When you apply this to other crucial First Amendment doctrines then you would find yourself defending the rights of a single baker (a traditional Christian) to decline a request to create a one-of-a-kind artistic cake celebrating a same-sex wedding rite (after offering the couple any of the standard cakes or desserts in his shop). The baker’s very narrow, faith-based refusal of this task was offensive and caused pain, yet the gay couple had many other options in the local marketplace. The baker is “the powerful” force in this legal fight?
It would also be possible to defend Catholic nuns who refused government commandments that they cooperate with efforts to provide contraceptive options to their own staff, in violations of important Catholic doctrines linked to their mission. The elderly nuns represent the “the powerful” classes in this legal fight?
This Times piece, if the goal was balance, really needed to document cases of conservative forces rising up, during the past decade or two, to DENY First Amendment freedoms to liberal people and liberal organizations. Shouldn’t we be seeing a wave of those? Are liberal voices being silence in public life (as opposed to inside private associations)?
For example, are there examples of liberal, perhaps mainline Protestant, churches and ministries being pressed to violate their doctrines, perhaps being compelled to deliver messages that violate elements of their evolving doctrines? Perhaps there are cases linked to the sanctuary movement?
I am left, once again, wondering what label to assign to contemporary people and groups that are weak in their defense of free speech, weak in their defense of freedom of association and weak in their defense of the free exercise of religion. What should fair-minded journalists call them? What should the Times team have called the powers that be on the “progressive” side of the debate (including the newspaper’s editorial-page team)?

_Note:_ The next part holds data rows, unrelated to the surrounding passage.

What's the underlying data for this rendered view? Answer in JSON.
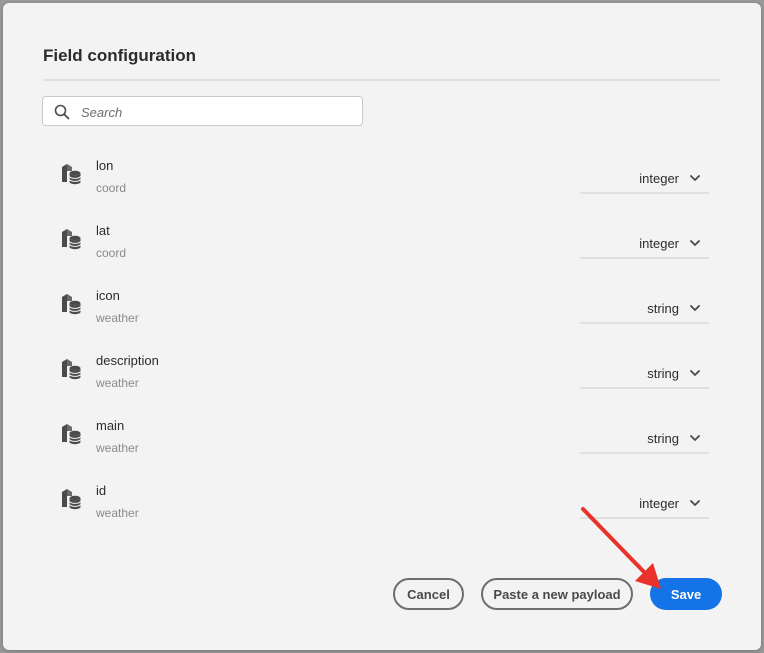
{
  "dialog": {
    "title": "Field configuration",
    "search": {
      "placeholder": "Search"
    },
    "fields": [
      {
        "name": "lon",
        "parent": "coord",
        "type": "integer"
      },
      {
        "name": "lat",
        "parent": "coord",
        "type": "integer"
      },
      {
        "name": "icon",
        "parent": "weather",
        "type": "string"
      },
      {
        "name": "description",
        "parent": "weather",
        "type": "string"
      },
      {
        "name": "main",
        "parent": "weather",
        "type": "string"
      },
      {
        "name": "id",
        "parent": "weather",
        "type": "integer"
      }
    ],
    "buttons": {
      "cancel": "Cancel",
      "paste": "Paste a new payload",
      "save": "Save"
    }
  },
  "icons": {
    "field": "field-type-icon",
    "search": "search-icon",
    "dropdown": "chevron-down-icon",
    "annotation": "red-arrow-icon"
  },
  "colors": {
    "accent": "#1473e6",
    "annotation": "#e8322a"
  }
}
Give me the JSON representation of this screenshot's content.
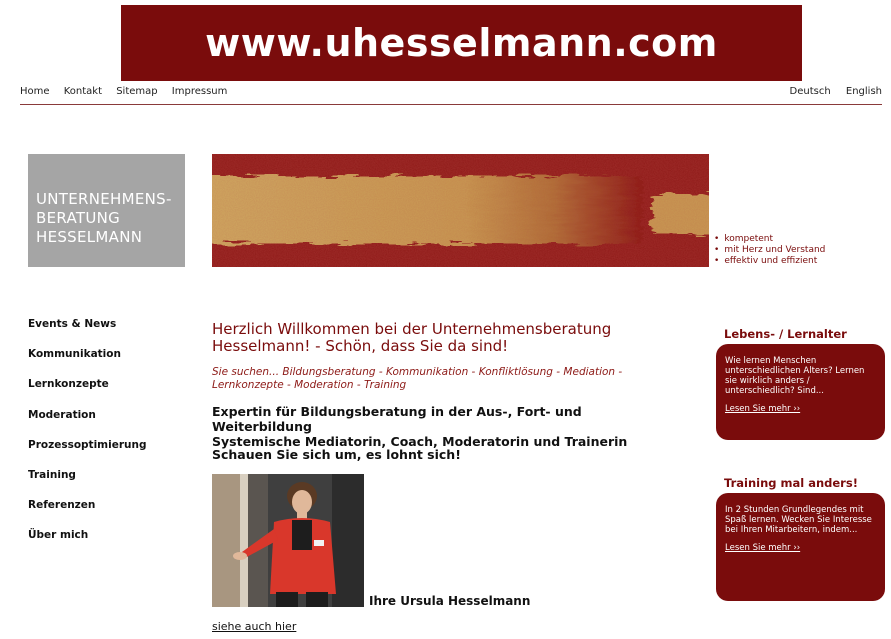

The one label that cannot be assigned to these groups is “liberal.” That just won’t fly, in the wider context of American political thought.
Read it all (my emphasis).